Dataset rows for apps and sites
_ _ _ _

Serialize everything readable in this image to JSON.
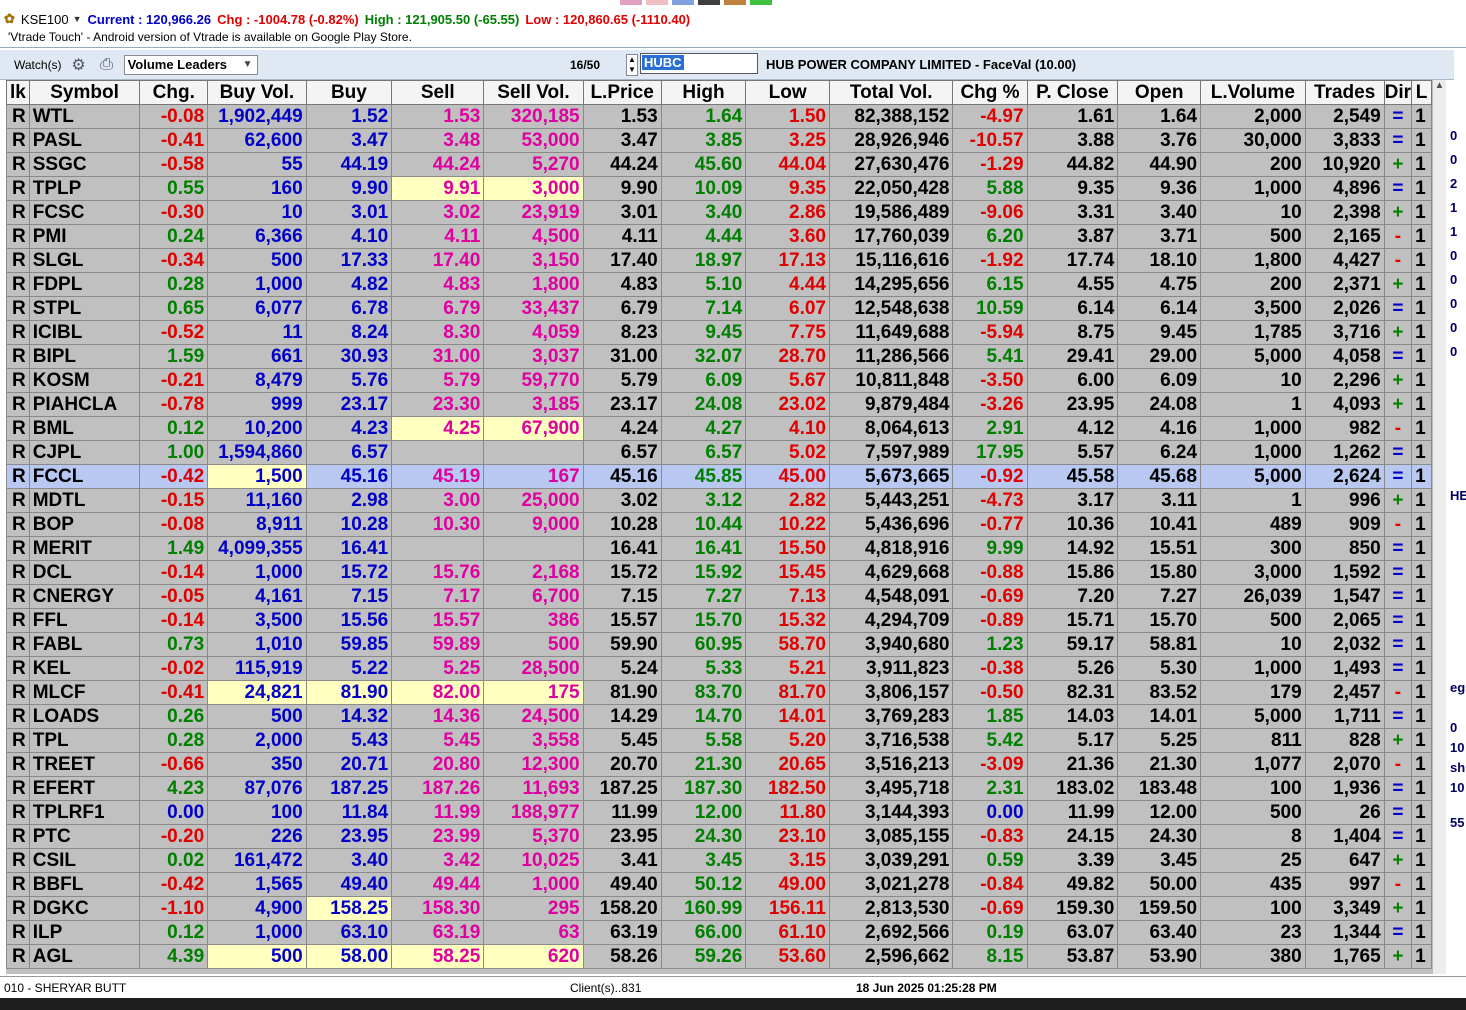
{
  "ticker": {
    "index": "KSE100",
    "current": "Current : 120,966.26",
    "chg": "Chg : -1004.78 (-0.82%)",
    "high": "High : 121,905.50  (-65.55)",
    "low": "Low : 120,860.65  (-1110.40)"
  },
  "news": "'Vtrade Touch' - Android version of Vtrade is available on Google Play Store.",
  "toolbar": {
    "watch_label": "Watch(s)",
    "selected_view": "Volume Leaders",
    "count": "16/50",
    "search_value": "HUBC",
    "company": "HUB POWER COMPANY LIMITED - FaceVal (10.00)"
  },
  "columns": [
    "lk",
    "Symbol",
    "Chg.",
    "Buy Vol.",
    "Buy",
    "Sell",
    "Sell Vol.",
    "L.Price",
    "High",
    "Low",
    "Total Vol.",
    "Chg %",
    "P. Close",
    "Open",
    "L.Volume",
    "Trades",
    "Dir",
    "L"
  ],
  "rows": [
    [
      "R",
      "WTL",
      "-0.08",
      "1,902,449",
      "1.52",
      "1.53",
      "320,185",
      "1.53",
      "1.64",
      "1.50",
      "82,388,152",
      "-4.97",
      "1.61",
      "1.64",
      "2,000",
      "2,549",
      "=",
      "1"
    ],
    [
      "R",
      "PASL",
      "-0.41",
      "62,600",
      "3.47",
      "3.48",
      "53,000",
      "3.47",
      "3.85",
      "3.25",
      "28,926,946",
      "-10.57",
      "3.88",
      "3.76",
      "30,000",
      "3,833",
      "=",
      "1"
    ],
    [
      "R",
      "SSGC",
      "-0.58",
      "55",
      "44.19",
      "44.24",
      "5,270",
      "44.24",
      "45.60",
      "44.04",
      "27,630,476",
      "-1.29",
      "44.82",
      "44.90",
      "200",
      "10,920",
      "+",
      "1"
    ],
    [
      "R",
      "TPLP",
      "0.55",
      "160",
      "9.90",
      "9.91",
      "3,000",
      "9.90",
      "10.09",
      "9.35",
      "22,050,428",
      "5.88",
      "9.35",
      "9.36",
      "1,000",
      "4,896",
      "=",
      "1"
    ],
    [
      "R",
      "FCSC",
      "-0.30",
      "10",
      "3.01",
      "3.02",
      "23,919",
      "3.01",
      "3.40",
      "2.86",
      "19,586,489",
      "-9.06",
      "3.31",
      "3.40",
      "10",
      "2,398",
      "+",
      "1"
    ],
    [
      "R",
      "PMI",
      "0.24",
      "6,366",
      "4.10",
      "4.11",
      "4,500",
      "4.11",
      "4.44",
      "3.60",
      "17,760,039",
      "6.20",
      "3.87",
      "3.71",
      "500",
      "2,165",
      "-",
      "1"
    ],
    [
      "R",
      "SLGL",
      "-0.34",
      "500",
      "17.33",
      "17.40",
      "3,150",
      "17.40",
      "18.97",
      "17.13",
      "15,116,616",
      "-1.92",
      "17.74",
      "18.10",
      "1,800",
      "4,427",
      "-",
      "1"
    ],
    [
      "R",
      "FDPL",
      "0.28",
      "1,000",
      "4.82",
      "4.83",
      "1,800",
      "4.83",
      "5.10",
      "4.44",
      "14,295,656",
      "6.15",
      "4.55",
      "4.75",
      "200",
      "2,371",
      "+",
      "1"
    ],
    [
      "R",
      "STPL",
      "0.65",
      "6,077",
      "6.78",
      "6.79",
      "33,437",
      "6.79",
      "7.14",
      "6.07",
      "12,548,638",
      "10.59",
      "6.14",
      "6.14",
      "3,500",
      "2,026",
      "=",
      "1"
    ],
    [
      "R",
      "ICIBL",
      "-0.52",
      "11",
      "8.24",
      "8.30",
      "4,059",
      "8.23",
      "9.45",
      "7.75",
      "11,649,688",
      "-5.94",
      "8.75",
      "9.45",
      "1,785",
      "3,716",
      "+",
      "1"
    ],
    [
      "R",
      "BIPL",
      "1.59",
      "661",
      "30.93",
      "31.00",
      "3,037",
      "31.00",
      "32.07",
      "28.70",
      "11,286,566",
      "5.41",
      "29.41",
      "29.00",
      "5,000",
      "4,058",
      "=",
      "1"
    ],
    [
      "R",
      "KOSM",
      "-0.21",
      "8,479",
      "5.76",
      "5.79",
      "59,770",
      "5.79",
      "6.09",
      "5.67",
      "10,811,848",
      "-3.50",
      "6.00",
      "6.09",
      "10",
      "2,296",
      "+",
      "1"
    ],
    [
      "R",
      "PIAHCLA",
      "-0.78",
      "999",
      "23.17",
      "23.30",
      "3,185",
      "23.17",
      "24.08",
      "23.02",
      "9,879,484",
      "-3.26",
      "23.95",
      "24.08",
      "1",
      "4,093",
      "+",
      "1"
    ],
    [
      "R",
      "BML",
      "0.12",
      "10,200",
      "4.23",
      "4.25",
      "67,900",
      "4.24",
      "4.27",
      "4.10",
      "8,064,613",
      "2.91",
      "4.12",
      "4.16",
      "1,000",
      "982",
      "-",
      "1"
    ],
    [
      "R",
      "CJPL",
      "1.00",
      "1,594,860",
      "6.57",
      "",
      "",
      "6.57",
      "6.57",
      "5.02",
      "7,597,989",
      "17.95",
      "5.57",
      "6.24",
      "1,000",
      "1,262",
      "=",
      "1"
    ],
    [
      "R",
      "FCCL",
      "-0.42",
      "1,500",
      "45.16",
      "45.19",
      "167",
      "45.16",
      "45.85",
      "45.00",
      "5,673,665",
      "-0.92",
      "45.58",
      "45.68",
      "5,000",
      "2,624",
      "=",
      "1"
    ],
    [
      "R",
      "MDTL",
      "-0.15",
      "11,160",
      "2.98",
      "3.00",
      "25,000",
      "3.02",
      "3.12",
      "2.82",
      "5,443,251",
      "-4.73",
      "3.17",
      "3.11",
      "1",
      "996",
      "+",
      "1"
    ],
    [
      "R",
      "BOP",
      "-0.08",
      "8,911",
      "10.28",
      "10.30",
      "9,000",
      "10.28",
      "10.44",
      "10.22",
      "5,436,696",
      "-0.77",
      "10.36",
      "10.41",
      "489",
      "909",
      "-",
      "1"
    ],
    [
      "R",
      "MERIT",
      "1.49",
      "4,099,355",
      "16.41",
      "",
      "",
      "16.41",
      "16.41",
      "15.50",
      "4,818,916",
      "9.99",
      "14.92",
      "15.51",
      "300",
      "850",
      "=",
      "1"
    ],
    [
      "R",
      "DCL",
      "-0.14",
      "1,000",
      "15.72",
      "15.76",
      "2,168",
      "15.72",
      "15.92",
      "15.45",
      "4,629,668",
      "-0.88",
      "15.86",
      "15.80",
      "3,000",
      "1,592",
      "=",
      "1"
    ],
    [
      "R",
      "CNERGY",
      "-0.05",
      "4,161",
      "7.15",
      "7.17",
      "6,700",
      "7.15",
      "7.27",
      "7.13",
      "4,548,091",
      "-0.69",
      "7.20",
      "7.27",
      "26,039",
      "1,547",
      "=",
      "1"
    ],
    [
      "R",
      "FFL",
      "-0.14",
      "3,500",
      "15.56",
      "15.57",
      "386",
      "15.57",
      "15.70",
      "15.32",
      "4,294,709",
      "-0.89",
      "15.71",
      "15.70",
      "500",
      "2,065",
      "=",
      "1"
    ],
    [
      "R",
      "FABL",
      "0.73",
      "1,010",
      "59.85",
      "59.89",
      "500",
      "59.90",
      "60.95",
      "58.70",
      "3,940,680",
      "1.23",
      "59.17",
      "58.81",
      "10",
      "2,032",
      "=",
      "1"
    ],
    [
      "R",
      "KEL",
      "-0.02",
      "115,919",
      "5.22",
      "5.25",
      "28,500",
      "5.24",
      "5.33",
      "5.21",
      "3,911,823",
      "-0.38",
      "5.26",
      "5.30",
      "1,000",
      "1,493",
      "=",
      "1"
    ],
    [
      "R",
      "MLCF",
      "-0.41",
      "24,821",
      "81.90",
      "82.00",
      "175",
      "81.90",
      "83.70",
      "81.70",
      "3,806,157",
      "-0.50",
      "82.31",
      "83.52",
      "179",
      "2,457",
      "-",
      "1"
    ],
    [
      "R",
      "LOADS",
      "0.26",
      "500",
      "14.32",
      "14.36",
      "24,500",
      "14.29",
      "14.70",
      "14.01",
      "3,769,283",
      "1.85",
      "14.03",
      "14.01",
      "5,000",
      "1,711",
      "=",
      "1"
    ],
    [
      "R",
      "TPL",
      "0.28",
      "2,000",
      "5.43",
      "5.45",
      "3,558",
      "5.45",
      "5.58",
      "5.20",
      "3,716,538",
      "5.42",
      "5.17",
      "5.25",
      "811",
      "828",
      "+",
      "1"
    ],
    [
      "R",
      "TREET",
      "-0.66",
      "350",
      "20.71",
      "20.80",
      "12,300",
      "20.70",
      "21.30",
      "20.65",
      "3,516,213",
      "-3.09",
      "21.36",
      "21.30",
      "1,077",
      "2,070",
      "-",
      "1"
    ],
    [
      "R",
      "EFERT",
      "4.23",
      "87,076",
      "187.25",
      "187.26",
      "11,693",
      "187.25",
      "187.30",
      "182.50",
      "3,495,718",
      "2.31",
      "183.02",
      "183.48",
      "100",
      "1,936",
      "=",
      "1"
    ],
    [
      "R",
      "TPLRF1",
      "0.00",
      "100",
      "11.84",
      "11.99",
      "188,977",
      "11.99",
      "12.00",
      "11.80",
      "3,144,393",
      "0.00",
      "11.99",
      "12.00",
      "500",
      "26",
      "=",
      "1"
    ],
    [
      "R",
      "PTC",
      "-0.20",
      "226",
      "23.95",
      "23.99",
      "5,370",
      "23.95",
      "24.30",
      "23.10",
      "3,085,155",
      "-0.83",
      "24.15",
      "24.30",
      "8",
      "1,404",
      "=",
      "1"
    ],
    [
      "R",
      "CSIL",
      "0.02",
      "161,472",
      "3.40",
      "3.42",
      "10,025",
      "3.41",
      "3.45",
      "3.15",
      "3,039,291",
      "0.59",
      "3.39",
      "3.45",
      "25",
      "647",
      "+",
      "1"
    ],
    [
      "R",
      "BBFL",
      "-0.42",
      "1,565",
      "49.40",
      "49.44",
      "1,000",
      "49.40",
      "50.12",
      "49.00",
      "3,021,278",
      "-0.84",
      "49.82",
      "50.00",
      "435",
      "997",
      "-",
      "1"
    ],
    [
      "R",
      "DGKC",
      "-1.10",
      "4,900",
      "158.25",
      "158.30",
      "295",
      "158.20",
      "160.99",
      "156.11",
      "2,813,530",
      "-0.69",
      "159.30",
      "159.50",
      "100",
      "3,349",
      "+",
      "1"
    ],
    [
      "R",
      "ILP",
      "0.12",
      "1,000",
      "63.10",
      "63.19",
      "63",
      "63.19",
      "66.00",
      "61.10",
      "2,692,566",
      "0.19",
      "63.07",
      "63.40",
      "23",
      "1,344",
      "=",
      "1"
    ],
    [
      "R",
      "AGL",
      "4.39",
      "500",
      "58.00",
      "58.25",
      "620",
      "58.26",
      "59.26",
      "53.60",
      "2,596,662",
      "8.15",
      "53.87",
      "53.90",
      "380",
      "1,765",
      "+",
      "1"
    ]
  ],
  "highlights": {
    "TPLP": [
      5,
      6
    ],
    "BML": [
      5,
      6
    ],
    "FCCL": [
      3
    ],
    "MLCF": [
      3,
      4,
      5,
      6
    ],
    "DGKC": [
      4
    ],
    "AGL": [
      3,
      4,
      5,
      6
    ]
  },
  "selected_row": "FCCL",
  "right_edge_glyphs": [
    "0",
    "0",
    "2",
    "1",
    "1",
    "0",
    "0",
    "0",
    "0",
    "0",
    "HE",
    "eg",
    "0",
    "10",
    "sh",
    "10",
    "55"
  ],
  "status": {
    "user": "010 - SHERYAR BUTT",
    "clients": "Client(s)..831",
    "datetime": "18 Jun 2025 01:25:28 PM"
  },
  "colors": {
    "negative": "#e00000",
    "positive": "#008000",
    "buy": "#0000c8",
    "sell": "#e000a0",
    "highlight": "#ffffc0",
    "selected_row": "#b8c8f0",
    "toolbar_bg": "#dfe8f3"
  }
}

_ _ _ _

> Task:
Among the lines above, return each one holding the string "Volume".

> Task result:
    "selected_view": "Volume Leaders",
    "L.Volume",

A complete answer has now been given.